──────── Extracted material ────────

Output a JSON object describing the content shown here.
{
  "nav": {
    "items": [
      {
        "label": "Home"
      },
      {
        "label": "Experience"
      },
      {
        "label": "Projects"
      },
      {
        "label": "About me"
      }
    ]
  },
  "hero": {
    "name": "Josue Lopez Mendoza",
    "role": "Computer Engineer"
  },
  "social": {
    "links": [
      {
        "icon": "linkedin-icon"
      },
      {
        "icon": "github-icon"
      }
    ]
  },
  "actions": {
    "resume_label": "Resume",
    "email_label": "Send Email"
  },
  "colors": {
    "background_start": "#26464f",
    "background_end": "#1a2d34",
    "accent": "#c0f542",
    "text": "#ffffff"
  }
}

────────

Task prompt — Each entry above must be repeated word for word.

Output below —
Output a JSON object describing the content shown here.
{
  "nav": {
    "items": [
      {
        "label": "Home"
      },
      {
        "label": "Experience"
      },
      {
        "label": "Projects"
      },
      {
        "label": "About me"
      }
    ]
  },
  "hero": {
    "name": "Josue Lopez Mendoza",
    "role": "Computer Engineer"
  },
  "social": {
    "links": [
      {
        "icon": "linkedin-icon"
      },
      {
        "icon": "github-icon"
      }
    ]
  },
  "actions": {
    "resume_label": "Resume",
    "email_label": "Send Email"
  },
  "colors": {
    "background_start": "#26464f",
    "background_end": "#1a2d34",
    "accent": "#c0f542",
    "text": "#ffffff"
  }
}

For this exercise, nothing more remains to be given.